### What you have to do:
Every line of the data that contains the string "title" must be copied.

**** Working data ****

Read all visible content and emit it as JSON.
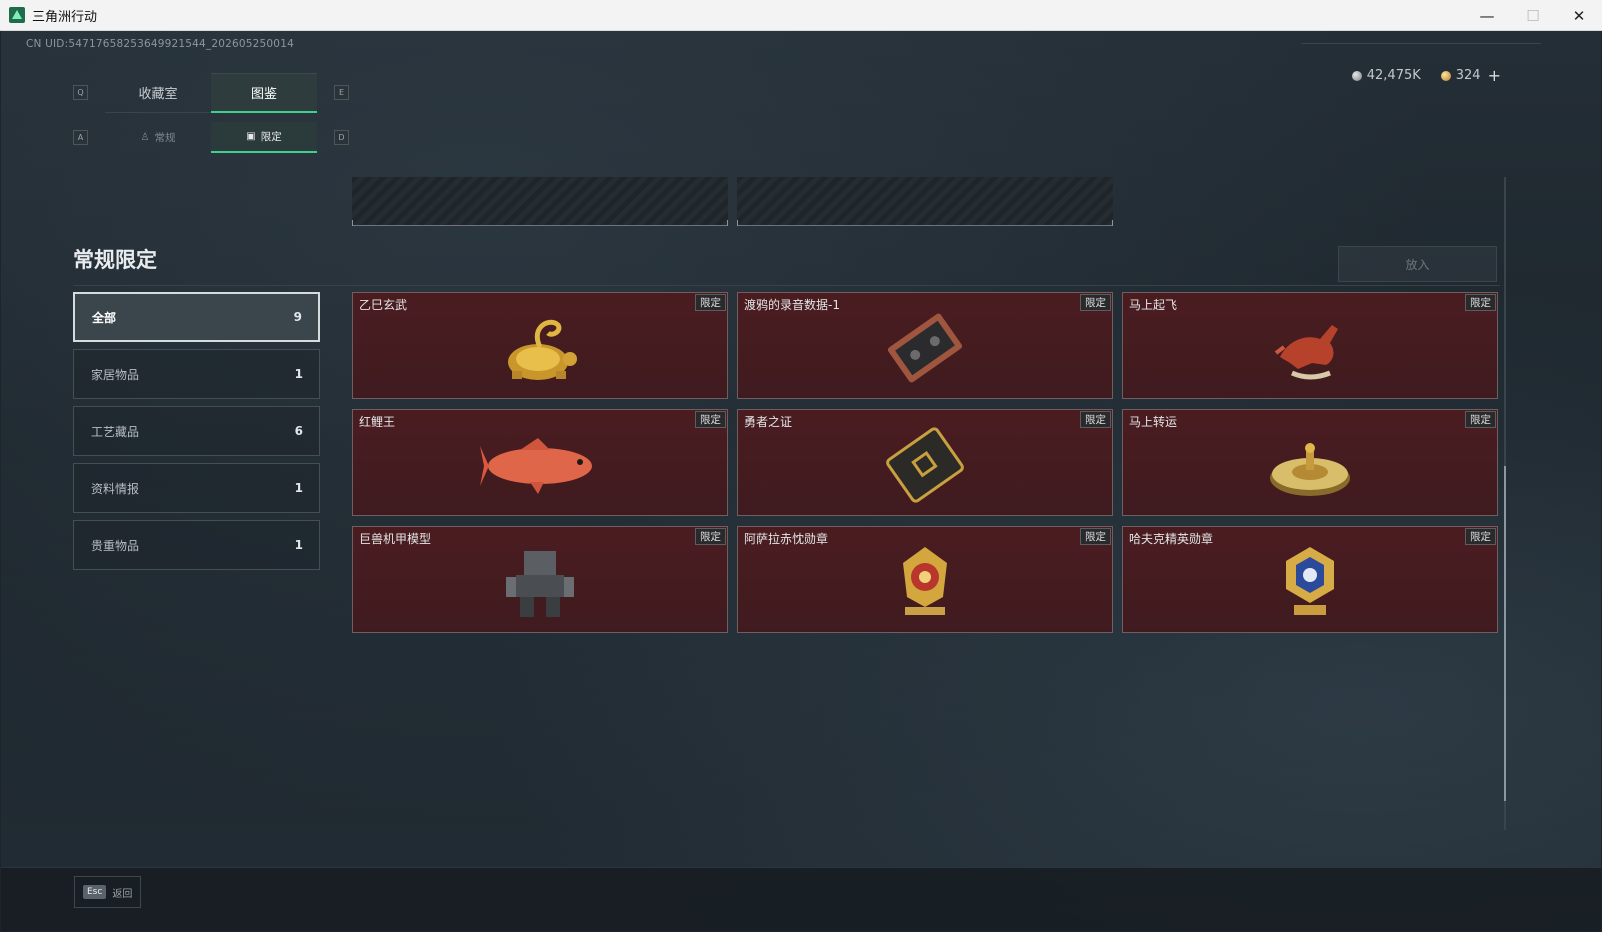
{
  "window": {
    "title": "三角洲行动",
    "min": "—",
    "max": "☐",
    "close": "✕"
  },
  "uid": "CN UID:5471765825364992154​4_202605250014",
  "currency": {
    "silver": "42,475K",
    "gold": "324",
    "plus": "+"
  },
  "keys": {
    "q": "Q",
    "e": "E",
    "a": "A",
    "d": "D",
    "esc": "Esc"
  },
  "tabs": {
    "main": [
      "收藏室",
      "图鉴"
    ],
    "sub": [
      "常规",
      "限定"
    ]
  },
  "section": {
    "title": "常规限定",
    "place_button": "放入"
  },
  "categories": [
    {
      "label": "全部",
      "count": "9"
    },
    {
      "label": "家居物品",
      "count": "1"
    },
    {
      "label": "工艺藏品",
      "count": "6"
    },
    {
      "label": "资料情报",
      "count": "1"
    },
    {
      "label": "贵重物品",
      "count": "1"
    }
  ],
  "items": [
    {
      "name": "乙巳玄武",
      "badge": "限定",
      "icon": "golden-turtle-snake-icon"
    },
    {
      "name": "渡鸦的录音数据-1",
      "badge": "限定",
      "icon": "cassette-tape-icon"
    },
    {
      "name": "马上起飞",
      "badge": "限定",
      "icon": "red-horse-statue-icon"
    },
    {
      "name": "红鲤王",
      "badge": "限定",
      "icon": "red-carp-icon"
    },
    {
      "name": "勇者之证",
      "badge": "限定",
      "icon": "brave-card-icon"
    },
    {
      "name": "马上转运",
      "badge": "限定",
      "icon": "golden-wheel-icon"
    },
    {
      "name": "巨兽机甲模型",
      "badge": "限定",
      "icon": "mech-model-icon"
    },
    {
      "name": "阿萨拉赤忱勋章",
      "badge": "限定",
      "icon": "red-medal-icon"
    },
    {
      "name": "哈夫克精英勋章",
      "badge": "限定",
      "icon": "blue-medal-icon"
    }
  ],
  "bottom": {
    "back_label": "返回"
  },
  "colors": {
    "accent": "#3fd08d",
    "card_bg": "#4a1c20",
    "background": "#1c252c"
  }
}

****
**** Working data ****

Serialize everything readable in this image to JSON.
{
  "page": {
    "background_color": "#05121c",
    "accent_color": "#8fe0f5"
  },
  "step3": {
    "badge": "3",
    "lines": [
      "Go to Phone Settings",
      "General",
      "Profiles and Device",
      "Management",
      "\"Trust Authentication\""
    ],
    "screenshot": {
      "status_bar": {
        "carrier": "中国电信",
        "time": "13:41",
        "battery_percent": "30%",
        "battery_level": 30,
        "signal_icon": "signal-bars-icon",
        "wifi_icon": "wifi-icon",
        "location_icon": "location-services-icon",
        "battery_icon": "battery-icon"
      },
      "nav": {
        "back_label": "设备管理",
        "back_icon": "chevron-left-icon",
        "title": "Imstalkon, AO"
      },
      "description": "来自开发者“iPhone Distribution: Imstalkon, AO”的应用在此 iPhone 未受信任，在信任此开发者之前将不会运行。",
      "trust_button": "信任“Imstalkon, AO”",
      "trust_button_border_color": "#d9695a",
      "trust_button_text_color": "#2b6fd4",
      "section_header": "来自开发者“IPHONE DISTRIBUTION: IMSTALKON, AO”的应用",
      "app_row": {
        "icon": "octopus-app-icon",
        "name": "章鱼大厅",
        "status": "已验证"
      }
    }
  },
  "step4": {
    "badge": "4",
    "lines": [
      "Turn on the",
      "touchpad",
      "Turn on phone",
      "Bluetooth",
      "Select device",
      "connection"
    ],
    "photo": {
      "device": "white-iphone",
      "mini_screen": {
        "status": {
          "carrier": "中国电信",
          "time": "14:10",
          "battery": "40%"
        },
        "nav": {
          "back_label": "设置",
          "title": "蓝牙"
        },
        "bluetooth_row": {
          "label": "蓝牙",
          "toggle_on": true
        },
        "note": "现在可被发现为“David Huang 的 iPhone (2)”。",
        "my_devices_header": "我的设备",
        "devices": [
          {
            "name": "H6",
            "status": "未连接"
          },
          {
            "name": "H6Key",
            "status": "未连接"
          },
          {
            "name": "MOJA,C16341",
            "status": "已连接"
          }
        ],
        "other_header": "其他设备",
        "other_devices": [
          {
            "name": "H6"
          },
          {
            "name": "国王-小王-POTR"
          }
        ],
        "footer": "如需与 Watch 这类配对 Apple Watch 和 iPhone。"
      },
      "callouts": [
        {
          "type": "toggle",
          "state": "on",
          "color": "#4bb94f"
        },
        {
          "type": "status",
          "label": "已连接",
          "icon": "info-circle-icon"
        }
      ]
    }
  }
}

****

### Output below:
    "title": "三角洲行动",
    "title": "常规限定",
        "title": "Imstalkon, AO"
          "title": "蓝牙"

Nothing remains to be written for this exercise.